On many, the dealers have put their phone numbers in the captions. “Need charas .... call me. Jai Shiv!” says one. Their reverence for Lord Shiva comes from His popular depiction smoking marijuana/cannabis in ‘chillum’.
Follow back, and they send you direct messages in your Insta inbox to offer ‘maal’ or ‘stuff’. They send photos of charas packed in neat bags and boxes, in large quantities too. Show more interest and it escalates to home delivery, and the preferred mode is government-run Speed Post. No private courier service.
The user ‘boom5036’ even offered to send ‘stuff’ to Chandigarh and shared photos of receipts of Speed Post delivery to an address in Bengaluru. When this correspondent called the number provided in the message inbox, he rattled out rates: “Pure Malana Cream will cost Rs 4,000 a tola (10 gm). Otherwise, I have varieties starting at Rs 2,000.” He told this correspondent to collect it from a cafe in Old Manali if he was visiting. “Tell them ‘Amir’ sent you!” In similar chat, ‘boom_bawa’ offered charas too.
On a later call, ‘boom5036’ said ‘Amir’ is a ‘codeword’ and that his real name is Sahil. “I can deliver to Chandigarh, but that will cost Rs 500 per tola extra... We can send up to 1 kg (100 tola, roughly worth Rs 2 lakh) as the post department guys can pack that much in such a way that it won’t be detected.”
As for the money, he was sent via WhatsApp a bank account number of State Bank of India in the Pangi branch in Chamba district of the state, in the name of a woman.

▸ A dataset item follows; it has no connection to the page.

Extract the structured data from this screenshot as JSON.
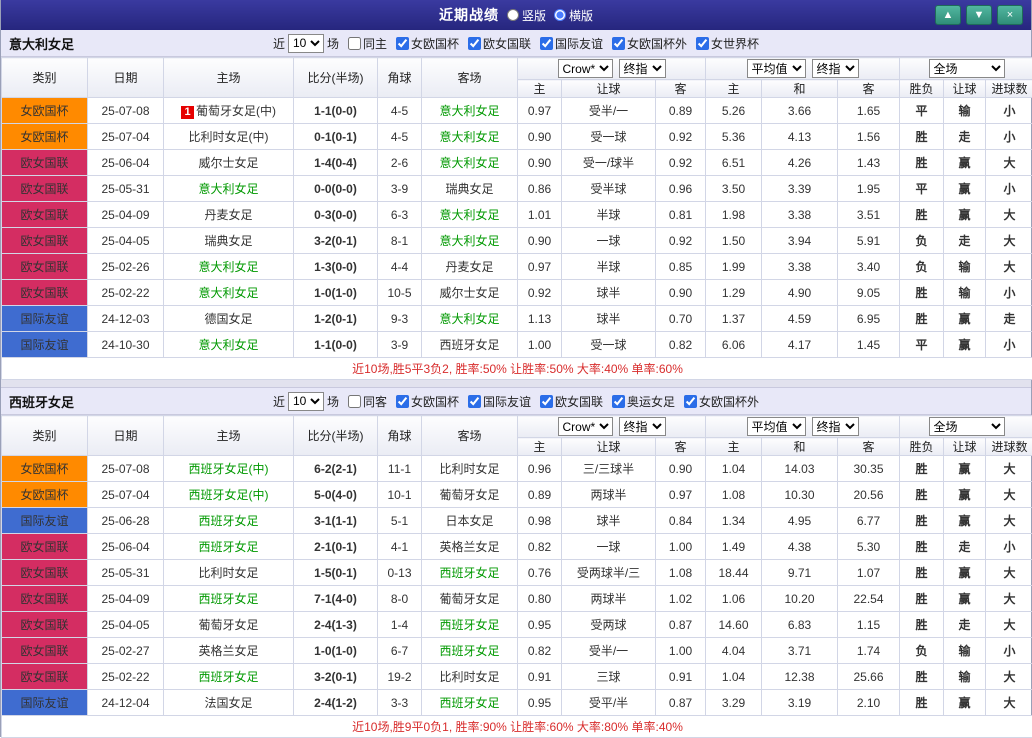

This correspondent, to extract more information, refused to trust him and asked him if he had delivered it in the past: “We have been doing it for long.” Do they also use Facebook and other social media? “No, only Insta!” And can you handle the police too? “Don’t you worry. It’s not that complicated.”
Kullu SP Padam Chand said, “Look, charas is sold here and is sent outside too. That’s a fact. And we constantly work on curbing it. We did get some input about such manner of selling (via social media) some months ago, but nothing much came of it. Maybe these people are duping people. We are on it.”